Description of the task -
Please report how many lines below contain "files", writing nothing except the number.

[Element data from apps and pages]
------------------------------------------------------------------------

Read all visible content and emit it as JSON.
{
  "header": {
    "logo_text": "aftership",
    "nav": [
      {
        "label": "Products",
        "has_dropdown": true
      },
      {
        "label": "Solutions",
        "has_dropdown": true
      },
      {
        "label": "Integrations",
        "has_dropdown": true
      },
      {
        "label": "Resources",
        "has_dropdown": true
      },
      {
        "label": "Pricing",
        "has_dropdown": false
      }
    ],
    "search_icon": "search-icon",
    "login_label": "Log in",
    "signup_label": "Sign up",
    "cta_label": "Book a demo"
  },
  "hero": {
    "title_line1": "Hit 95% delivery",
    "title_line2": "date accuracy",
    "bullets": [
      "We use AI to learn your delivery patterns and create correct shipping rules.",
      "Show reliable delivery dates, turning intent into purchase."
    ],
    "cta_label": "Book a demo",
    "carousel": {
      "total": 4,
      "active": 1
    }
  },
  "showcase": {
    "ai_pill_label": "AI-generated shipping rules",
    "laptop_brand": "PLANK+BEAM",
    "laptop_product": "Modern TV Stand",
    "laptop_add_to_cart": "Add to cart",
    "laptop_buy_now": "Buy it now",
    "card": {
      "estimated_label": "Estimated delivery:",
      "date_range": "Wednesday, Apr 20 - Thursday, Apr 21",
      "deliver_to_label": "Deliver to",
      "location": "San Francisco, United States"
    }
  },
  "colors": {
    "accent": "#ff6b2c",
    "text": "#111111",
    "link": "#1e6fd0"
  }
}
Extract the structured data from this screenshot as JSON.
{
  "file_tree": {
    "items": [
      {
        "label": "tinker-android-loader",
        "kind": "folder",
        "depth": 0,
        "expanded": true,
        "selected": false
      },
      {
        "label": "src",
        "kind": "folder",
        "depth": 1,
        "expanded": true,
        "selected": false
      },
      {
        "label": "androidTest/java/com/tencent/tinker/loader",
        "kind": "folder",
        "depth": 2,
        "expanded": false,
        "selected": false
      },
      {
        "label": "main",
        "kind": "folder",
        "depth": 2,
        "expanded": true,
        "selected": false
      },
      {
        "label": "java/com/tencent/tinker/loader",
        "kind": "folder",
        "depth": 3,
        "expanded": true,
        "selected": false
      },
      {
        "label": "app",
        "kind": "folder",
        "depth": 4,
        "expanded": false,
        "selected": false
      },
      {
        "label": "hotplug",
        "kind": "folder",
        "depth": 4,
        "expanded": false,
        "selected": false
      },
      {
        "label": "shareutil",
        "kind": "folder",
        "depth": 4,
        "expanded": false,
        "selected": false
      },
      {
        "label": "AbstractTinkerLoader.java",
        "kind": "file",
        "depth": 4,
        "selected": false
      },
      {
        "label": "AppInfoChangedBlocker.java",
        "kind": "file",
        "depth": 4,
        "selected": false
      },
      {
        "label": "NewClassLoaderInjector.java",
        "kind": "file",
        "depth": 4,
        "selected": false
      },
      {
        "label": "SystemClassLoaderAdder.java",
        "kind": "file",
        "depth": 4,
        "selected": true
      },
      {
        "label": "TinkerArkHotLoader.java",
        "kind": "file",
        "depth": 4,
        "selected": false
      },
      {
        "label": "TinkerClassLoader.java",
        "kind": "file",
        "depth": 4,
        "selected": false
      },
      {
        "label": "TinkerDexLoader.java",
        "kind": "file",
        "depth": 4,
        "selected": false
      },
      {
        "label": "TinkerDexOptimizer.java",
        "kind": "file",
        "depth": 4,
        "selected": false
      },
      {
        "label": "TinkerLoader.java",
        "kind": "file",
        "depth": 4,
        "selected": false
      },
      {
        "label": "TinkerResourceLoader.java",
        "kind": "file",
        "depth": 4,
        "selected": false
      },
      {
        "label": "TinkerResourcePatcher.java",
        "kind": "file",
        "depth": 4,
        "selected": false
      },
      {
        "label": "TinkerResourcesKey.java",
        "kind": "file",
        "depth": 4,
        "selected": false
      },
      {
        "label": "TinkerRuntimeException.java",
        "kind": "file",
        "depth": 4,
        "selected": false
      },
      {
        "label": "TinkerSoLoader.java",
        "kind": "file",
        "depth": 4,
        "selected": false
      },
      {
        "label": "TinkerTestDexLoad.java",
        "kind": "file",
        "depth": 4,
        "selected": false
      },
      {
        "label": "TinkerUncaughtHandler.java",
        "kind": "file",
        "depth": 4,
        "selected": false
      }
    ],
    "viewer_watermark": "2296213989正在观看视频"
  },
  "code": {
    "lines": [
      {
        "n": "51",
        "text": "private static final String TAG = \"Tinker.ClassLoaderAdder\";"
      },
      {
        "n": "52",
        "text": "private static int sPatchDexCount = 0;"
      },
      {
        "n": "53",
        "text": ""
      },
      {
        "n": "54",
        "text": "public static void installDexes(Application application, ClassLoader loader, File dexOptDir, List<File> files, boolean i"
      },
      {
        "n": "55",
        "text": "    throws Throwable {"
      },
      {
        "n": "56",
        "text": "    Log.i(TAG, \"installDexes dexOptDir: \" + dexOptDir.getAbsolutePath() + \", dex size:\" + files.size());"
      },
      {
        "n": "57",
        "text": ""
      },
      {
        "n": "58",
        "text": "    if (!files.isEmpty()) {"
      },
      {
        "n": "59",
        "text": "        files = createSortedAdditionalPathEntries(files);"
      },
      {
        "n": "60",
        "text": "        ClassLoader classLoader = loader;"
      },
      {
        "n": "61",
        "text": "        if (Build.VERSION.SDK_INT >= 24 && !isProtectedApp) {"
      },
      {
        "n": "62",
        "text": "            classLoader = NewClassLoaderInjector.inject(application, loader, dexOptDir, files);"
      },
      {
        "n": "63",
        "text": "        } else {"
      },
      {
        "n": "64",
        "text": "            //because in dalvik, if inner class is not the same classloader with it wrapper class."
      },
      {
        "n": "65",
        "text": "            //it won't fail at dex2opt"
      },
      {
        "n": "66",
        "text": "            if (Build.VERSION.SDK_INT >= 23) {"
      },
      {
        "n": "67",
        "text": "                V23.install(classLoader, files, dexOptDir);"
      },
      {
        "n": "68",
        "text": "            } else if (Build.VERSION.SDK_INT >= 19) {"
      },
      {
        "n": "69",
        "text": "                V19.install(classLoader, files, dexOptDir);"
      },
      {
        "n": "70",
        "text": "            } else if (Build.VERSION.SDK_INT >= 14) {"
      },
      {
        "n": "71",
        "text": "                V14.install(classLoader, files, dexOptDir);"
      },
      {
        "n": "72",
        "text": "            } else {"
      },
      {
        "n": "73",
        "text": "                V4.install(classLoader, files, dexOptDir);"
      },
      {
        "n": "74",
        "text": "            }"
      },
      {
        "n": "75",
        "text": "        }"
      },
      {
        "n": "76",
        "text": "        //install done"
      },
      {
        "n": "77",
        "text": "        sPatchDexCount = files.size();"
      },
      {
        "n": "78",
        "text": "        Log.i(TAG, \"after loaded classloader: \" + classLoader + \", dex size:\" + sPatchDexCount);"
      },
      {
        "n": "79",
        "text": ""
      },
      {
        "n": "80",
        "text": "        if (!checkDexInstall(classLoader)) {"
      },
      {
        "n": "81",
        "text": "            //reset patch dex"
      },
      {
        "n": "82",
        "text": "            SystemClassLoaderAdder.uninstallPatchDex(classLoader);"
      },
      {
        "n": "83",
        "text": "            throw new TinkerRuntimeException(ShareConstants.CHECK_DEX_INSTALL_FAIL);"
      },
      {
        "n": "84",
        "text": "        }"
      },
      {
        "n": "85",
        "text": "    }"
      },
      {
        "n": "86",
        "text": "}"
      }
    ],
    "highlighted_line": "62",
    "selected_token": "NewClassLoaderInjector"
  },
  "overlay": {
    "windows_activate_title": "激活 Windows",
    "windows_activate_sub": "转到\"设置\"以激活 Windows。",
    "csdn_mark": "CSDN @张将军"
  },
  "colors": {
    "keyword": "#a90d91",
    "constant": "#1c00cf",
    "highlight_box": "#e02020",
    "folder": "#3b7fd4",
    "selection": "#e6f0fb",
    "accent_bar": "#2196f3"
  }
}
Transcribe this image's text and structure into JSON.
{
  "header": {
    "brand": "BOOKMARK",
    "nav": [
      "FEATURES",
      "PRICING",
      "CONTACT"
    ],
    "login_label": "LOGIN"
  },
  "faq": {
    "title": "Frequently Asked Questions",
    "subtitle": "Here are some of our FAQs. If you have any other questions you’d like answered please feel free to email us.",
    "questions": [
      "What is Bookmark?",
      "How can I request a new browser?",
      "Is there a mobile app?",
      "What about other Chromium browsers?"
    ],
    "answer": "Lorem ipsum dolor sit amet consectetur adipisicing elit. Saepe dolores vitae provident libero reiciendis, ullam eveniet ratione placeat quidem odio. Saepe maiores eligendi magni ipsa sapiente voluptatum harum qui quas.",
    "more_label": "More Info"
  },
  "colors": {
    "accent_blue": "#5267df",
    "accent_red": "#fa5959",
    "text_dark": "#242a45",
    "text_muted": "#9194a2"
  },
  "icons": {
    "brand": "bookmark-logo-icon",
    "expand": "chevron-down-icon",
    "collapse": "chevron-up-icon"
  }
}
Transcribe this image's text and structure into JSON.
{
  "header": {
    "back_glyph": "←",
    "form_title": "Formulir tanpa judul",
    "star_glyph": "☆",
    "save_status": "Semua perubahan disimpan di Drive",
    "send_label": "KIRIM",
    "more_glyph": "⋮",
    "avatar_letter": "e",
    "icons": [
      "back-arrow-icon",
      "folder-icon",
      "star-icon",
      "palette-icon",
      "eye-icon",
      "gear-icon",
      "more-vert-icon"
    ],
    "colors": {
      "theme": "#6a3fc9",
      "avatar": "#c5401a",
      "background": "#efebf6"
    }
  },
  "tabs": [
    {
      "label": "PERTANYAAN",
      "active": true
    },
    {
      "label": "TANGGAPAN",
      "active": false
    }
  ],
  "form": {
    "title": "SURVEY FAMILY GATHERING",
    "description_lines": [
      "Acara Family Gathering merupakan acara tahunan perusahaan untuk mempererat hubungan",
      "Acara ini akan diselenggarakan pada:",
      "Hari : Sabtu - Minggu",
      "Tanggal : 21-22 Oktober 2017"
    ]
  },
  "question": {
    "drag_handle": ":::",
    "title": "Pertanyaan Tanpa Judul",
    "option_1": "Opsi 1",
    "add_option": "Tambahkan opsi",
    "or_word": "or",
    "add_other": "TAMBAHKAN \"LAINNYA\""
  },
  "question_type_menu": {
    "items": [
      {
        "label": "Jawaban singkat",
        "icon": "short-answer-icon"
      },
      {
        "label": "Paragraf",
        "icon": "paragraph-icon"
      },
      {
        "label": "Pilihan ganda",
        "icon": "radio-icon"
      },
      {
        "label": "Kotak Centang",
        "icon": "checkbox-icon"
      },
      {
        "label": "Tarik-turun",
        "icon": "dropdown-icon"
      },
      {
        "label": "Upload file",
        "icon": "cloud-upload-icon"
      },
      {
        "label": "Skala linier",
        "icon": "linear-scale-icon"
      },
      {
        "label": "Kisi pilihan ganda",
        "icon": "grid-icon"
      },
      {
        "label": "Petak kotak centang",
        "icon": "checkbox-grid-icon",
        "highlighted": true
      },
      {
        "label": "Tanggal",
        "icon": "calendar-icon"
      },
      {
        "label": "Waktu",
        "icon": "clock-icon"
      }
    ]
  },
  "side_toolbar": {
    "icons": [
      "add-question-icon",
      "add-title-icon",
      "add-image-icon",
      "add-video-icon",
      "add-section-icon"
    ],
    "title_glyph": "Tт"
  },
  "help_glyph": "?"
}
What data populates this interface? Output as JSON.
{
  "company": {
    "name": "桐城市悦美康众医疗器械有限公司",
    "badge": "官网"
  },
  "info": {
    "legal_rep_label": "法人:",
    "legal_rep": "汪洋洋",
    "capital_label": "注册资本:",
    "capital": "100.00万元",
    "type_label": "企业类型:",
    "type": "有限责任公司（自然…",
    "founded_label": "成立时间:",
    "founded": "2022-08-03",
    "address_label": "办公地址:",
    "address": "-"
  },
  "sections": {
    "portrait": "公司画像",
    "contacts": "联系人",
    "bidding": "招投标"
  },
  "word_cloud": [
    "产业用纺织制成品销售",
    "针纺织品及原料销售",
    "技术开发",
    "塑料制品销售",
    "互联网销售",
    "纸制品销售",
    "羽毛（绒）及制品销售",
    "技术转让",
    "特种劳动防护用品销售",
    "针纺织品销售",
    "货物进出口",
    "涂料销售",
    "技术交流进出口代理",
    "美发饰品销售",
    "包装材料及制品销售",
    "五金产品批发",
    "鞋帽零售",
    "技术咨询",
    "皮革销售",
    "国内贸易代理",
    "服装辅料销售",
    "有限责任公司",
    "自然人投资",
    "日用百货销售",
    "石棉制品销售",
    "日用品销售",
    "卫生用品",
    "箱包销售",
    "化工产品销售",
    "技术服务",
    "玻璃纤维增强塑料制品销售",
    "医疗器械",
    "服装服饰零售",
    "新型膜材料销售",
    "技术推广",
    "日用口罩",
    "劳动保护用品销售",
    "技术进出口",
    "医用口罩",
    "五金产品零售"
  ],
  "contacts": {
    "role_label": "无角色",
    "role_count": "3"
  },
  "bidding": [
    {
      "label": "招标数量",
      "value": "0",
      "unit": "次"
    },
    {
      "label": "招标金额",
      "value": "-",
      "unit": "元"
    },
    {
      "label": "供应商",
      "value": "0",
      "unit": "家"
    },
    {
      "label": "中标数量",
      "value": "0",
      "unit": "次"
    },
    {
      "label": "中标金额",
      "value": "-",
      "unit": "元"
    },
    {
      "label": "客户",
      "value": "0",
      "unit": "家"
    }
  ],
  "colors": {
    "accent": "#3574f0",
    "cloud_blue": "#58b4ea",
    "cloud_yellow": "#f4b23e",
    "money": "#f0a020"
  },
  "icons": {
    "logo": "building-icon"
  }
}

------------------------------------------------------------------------

Exercise response -
10